Anti war protest

I just looked at the website for Gunner Palace, an unfinished documentary about US soldiers stationed in Iraq. Mike Tucker, the filmmaker, spent several months with units in Baghdad. He describes the making of the documentary on the website:

The purpose of my visit was to embed myself with a unit for as long as they would have me. Surprisingly, or perhaps not, owing to the fact that I was briefly in the military and come from a military family, I found a unit that embraced my presence. The unit, 2/3 Field Artillery aka the “Gunner” Battalion was based in Uday Hussein’s Azimiya Palace-sitting in the middle of Adhamiya, the most volatile area in Baghdad.


This had become their movie, not mine-each person with their own reference. For the older officers and NCOs it was MASH. They brought aloha shirts for poolside BBQs. For others it was Platoon and Full Metal Jacket. You could see it in the way they rode in their HUMVEES. One foot hanging out the door-helicopters with wheels. For the teenagers, it was Jackass Goes to War. This was a war unlike any other. They had Playstations, souped-up gaming laptops and Internet access-Paris Hilton and Amazon on demand. The emails and the Sat phones helped them stay in touch with family, but all the technology in the world couldn’t bring them home.

There’s a lot of postmodern surrealism there. It’s a powerful read.

And it makes me wonder: games are becoming more and more a part of global, everyday culture – something I occasionally try to document here. But is global, everyday culture becoming more and more part of games? Sure, we’re expanding beyond the hyper-hobbyist obsessions of the past, but is it enough? And are we expanding in enough ways?

There has been a glut of games based on real wars and real conflicts the last couple of years. But have they explored the full range of what can be said about wars? What is the button in Battlefield: Vietnam to watch your best friend die, get hooked on drugs, and then return to a country that hates you? I’m betting it’s not “Q”.

How big is the gap between current squad-based shooters set in contemporary conflict zones, and Gunner Palace?

I’m advocating more variation, exploring more of what can be done in interactive entertainment. I don’t want current war games to be abolished, I want them to be outweighed by other games which say different things about war and conflict. I want interactive to be a vibrant medium which can be used for the full range of artistic expression.

“Saying things about something” does not mean heavy-handed moralising. Again from Mike Tucker:

After seeing this war firsthand, I don’t have any easy answers. In fact, I may have no answers. You try to find good in something like this; you try to find a reason. You try to explain death. I asked soldiers what they thought and their answers were simple. After nearly a year, it wasn’t about Iraq, the Iraqis, democracy, Donald Rumsfeld or oil. It was about them. They just wanted to finish the job they were sent to do so they could go home.

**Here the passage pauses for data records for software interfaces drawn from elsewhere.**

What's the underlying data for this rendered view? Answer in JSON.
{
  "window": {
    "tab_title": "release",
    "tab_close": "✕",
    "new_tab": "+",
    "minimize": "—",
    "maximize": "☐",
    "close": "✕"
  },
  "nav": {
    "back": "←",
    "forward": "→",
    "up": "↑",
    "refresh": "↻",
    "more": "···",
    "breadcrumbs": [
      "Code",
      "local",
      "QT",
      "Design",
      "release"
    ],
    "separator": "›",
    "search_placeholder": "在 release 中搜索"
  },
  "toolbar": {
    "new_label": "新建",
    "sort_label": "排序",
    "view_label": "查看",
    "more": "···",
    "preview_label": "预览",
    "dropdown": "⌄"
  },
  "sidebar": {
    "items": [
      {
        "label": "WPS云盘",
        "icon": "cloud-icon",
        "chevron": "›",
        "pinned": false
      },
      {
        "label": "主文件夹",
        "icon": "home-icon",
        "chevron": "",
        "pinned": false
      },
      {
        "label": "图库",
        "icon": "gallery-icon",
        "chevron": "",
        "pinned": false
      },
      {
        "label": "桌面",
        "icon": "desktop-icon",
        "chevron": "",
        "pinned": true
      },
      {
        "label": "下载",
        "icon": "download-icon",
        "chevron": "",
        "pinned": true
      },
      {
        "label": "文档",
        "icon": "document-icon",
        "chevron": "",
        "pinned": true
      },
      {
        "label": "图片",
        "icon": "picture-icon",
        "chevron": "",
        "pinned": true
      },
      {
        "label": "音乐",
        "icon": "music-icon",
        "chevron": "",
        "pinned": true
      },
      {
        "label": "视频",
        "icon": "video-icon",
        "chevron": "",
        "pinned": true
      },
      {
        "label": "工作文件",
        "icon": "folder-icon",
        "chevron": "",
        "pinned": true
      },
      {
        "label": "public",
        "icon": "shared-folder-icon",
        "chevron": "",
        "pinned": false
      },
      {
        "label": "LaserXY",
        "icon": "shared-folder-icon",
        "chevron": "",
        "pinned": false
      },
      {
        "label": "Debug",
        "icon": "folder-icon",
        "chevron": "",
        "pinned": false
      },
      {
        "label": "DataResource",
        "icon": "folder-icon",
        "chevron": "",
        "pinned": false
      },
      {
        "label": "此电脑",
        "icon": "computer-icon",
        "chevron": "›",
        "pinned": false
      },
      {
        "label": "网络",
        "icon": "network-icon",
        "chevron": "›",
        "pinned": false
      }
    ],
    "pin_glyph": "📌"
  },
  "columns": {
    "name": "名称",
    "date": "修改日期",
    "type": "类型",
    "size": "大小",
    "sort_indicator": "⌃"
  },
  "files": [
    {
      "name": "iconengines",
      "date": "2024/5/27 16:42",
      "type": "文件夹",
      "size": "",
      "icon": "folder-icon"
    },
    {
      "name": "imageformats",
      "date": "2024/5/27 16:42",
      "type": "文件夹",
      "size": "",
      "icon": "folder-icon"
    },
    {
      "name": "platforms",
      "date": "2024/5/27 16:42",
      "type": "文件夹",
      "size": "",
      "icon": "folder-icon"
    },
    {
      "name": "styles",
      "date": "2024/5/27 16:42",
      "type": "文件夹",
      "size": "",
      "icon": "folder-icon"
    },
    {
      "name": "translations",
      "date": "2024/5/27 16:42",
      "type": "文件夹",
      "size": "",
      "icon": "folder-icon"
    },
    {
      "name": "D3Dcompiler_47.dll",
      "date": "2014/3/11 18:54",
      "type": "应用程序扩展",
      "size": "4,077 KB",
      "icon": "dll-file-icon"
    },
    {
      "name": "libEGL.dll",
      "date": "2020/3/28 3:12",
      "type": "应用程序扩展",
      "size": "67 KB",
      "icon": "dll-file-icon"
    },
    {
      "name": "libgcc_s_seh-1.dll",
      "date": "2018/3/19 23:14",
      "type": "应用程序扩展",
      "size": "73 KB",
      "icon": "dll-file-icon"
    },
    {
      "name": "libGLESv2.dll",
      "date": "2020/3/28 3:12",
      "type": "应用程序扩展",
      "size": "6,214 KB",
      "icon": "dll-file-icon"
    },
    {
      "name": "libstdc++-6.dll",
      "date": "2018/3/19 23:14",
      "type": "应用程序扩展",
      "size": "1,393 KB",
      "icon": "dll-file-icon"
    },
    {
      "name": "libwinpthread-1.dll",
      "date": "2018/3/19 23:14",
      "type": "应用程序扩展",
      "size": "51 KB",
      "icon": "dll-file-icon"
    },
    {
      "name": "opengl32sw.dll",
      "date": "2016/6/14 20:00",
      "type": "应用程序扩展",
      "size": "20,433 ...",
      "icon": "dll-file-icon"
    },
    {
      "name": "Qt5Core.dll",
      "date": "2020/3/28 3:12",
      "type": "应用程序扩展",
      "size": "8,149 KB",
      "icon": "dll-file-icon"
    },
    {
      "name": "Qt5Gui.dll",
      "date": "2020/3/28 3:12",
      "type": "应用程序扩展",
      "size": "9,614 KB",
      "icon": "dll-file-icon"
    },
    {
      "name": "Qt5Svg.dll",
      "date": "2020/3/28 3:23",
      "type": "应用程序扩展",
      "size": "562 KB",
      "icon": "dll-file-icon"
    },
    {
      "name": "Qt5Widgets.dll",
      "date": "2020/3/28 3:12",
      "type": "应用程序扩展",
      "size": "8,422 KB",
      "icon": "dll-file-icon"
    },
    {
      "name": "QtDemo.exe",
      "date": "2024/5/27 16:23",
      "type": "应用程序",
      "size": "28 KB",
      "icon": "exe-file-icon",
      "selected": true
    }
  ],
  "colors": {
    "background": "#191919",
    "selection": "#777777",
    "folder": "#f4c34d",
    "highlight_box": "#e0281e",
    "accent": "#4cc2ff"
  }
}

Just because Gunner Palace doesn’t have an easy message to convey doesn’t mean it’s not about something, something relevant even.

Although I can think of many reasons why – generally speaking – we are not doing this in games, I can think of no reason why we couldn’t, or shouldn’t.

Comments 3

  1. JP wrote:

    “Although I can think of many reasons why – generally speaking – we are not doing this in games, I can think of no reason why we couldn’t, or shouldn’t.”

    Duh, PROFIT MOTIVE!

    Sorry, that wasn’t very constructive, I’m just really sick of people in the game industry citing the commercial foundation of the biz as a way of shrugging off any and all ethical (and artistic for that matter) responsibility for the subject matter of their products.

    Seeing commercials for fucking Splinter Cell with an audio track of children reciting the Pledge of Allegiance with the tagline “FREEDOM ISN’T FREE” just makes me sick to my stomach.

    Posted 26 Jun 2004 at 1:12
  2. Jurie Horneman wrote:

    Well, yeah, that’s what I’m saying. I see no reason except for reasons inherent to the industry.

    Posted 26 Jun 2004 at 9:34
  3. Bob Appleyard wrote:

    Remove the definite article, then it would be more precise: reasons inherent to industry.

    Posted 28 Jul 2005 at 3:27